Boy, am I grateful for supermarkets – food is always available, I just pay for it. But it’s different with farm animals, where it’s necessary to carefully manage food supply to see them safely through winter. Grass growth slows dramatically in winter and early spring, meaning less food for animals. For those farms with poorer soil types or low fertiliser inputs, grass will not grow well until late September,
I was discussing winter management with a good farmer client of ours, and he relayed a story about when he had been sharemilking in an area with lots of lifestyle blocks neighbouring his property. He commented that these lifestyle farmers always ran out of grass in the winter. He felt so sorry for the animals that he often threw bales of hay over the fence to give them something to eat. He paused for a moment and then added that he could not understand it. His neighbours were all accountants, and he was surprised that they did not realise that if you don’t divide up what is available, it will be all gone before you know it.

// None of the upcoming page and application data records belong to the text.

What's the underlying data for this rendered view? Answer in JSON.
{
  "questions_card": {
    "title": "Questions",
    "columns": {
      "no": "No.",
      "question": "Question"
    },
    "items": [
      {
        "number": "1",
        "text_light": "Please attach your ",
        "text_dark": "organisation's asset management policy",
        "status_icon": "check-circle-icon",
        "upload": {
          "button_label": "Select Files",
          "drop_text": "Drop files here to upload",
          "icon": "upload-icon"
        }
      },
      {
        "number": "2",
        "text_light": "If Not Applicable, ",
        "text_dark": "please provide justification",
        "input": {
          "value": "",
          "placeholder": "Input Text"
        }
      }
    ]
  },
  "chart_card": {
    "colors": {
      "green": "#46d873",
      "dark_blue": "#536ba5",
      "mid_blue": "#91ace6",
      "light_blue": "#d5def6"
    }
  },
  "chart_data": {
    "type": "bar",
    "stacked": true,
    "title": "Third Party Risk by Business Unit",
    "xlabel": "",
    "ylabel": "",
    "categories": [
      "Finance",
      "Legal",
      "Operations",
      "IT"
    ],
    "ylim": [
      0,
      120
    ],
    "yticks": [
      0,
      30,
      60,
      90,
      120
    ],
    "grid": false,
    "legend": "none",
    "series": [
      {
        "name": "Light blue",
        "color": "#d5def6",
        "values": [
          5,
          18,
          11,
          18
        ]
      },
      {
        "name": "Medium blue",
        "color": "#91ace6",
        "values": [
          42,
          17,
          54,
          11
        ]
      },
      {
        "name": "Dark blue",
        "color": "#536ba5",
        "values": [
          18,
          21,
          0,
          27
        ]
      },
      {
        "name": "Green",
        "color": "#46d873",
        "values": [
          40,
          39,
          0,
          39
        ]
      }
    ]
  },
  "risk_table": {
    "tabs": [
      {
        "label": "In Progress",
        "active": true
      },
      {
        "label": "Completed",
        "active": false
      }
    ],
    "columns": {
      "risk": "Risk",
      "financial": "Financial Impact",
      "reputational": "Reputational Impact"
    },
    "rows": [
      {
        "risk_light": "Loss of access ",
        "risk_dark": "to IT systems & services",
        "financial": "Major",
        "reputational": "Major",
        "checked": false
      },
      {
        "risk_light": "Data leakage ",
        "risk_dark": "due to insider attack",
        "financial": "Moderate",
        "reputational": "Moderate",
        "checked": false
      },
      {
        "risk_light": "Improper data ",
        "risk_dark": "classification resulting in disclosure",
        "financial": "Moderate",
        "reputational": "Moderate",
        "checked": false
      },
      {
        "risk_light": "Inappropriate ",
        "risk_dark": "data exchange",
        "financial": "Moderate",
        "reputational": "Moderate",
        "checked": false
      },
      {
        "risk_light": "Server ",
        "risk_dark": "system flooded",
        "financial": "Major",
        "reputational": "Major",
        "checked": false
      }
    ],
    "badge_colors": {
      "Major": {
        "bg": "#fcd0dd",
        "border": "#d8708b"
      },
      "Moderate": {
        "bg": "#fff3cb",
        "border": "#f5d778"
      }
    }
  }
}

Recently I attended an animal welfare court case where the farmer’s defence for under-feeding his animals was that he could not afford to buy feed for them. Furthermore, he could not afford to apply fertiliser to improve grass growth, so that was the reason the animals were starving. Now is that a valid defence? Should a farmer be able to have animals and not care for them? Luckily for the animals, there are animal welfare standards which require all owners or people in charge of animals to legally provide adequate food for them. My simple advice: If you are unable to feed your animals or your finances do not allow you to buy food for them, then they should be sold to someone else who can provide for them. Other good advice would be to restrict the areas which your animals can graze and ration the available food. Then allow the areas grazed to be spelled to let them regrow.
There is a common saying in farming circles: “Grass grows grass.” Pasture needs leaves to photosynthesise – the more leaves available, the faster the grass grows. Feeding farm animals in winter requires a reasonable amount of skill. Seek advice from your neighbours or your veterinarian if you are unsure about how to do it.
Stephen McAulay, CEO and head vet, Wellsford Vet Clinic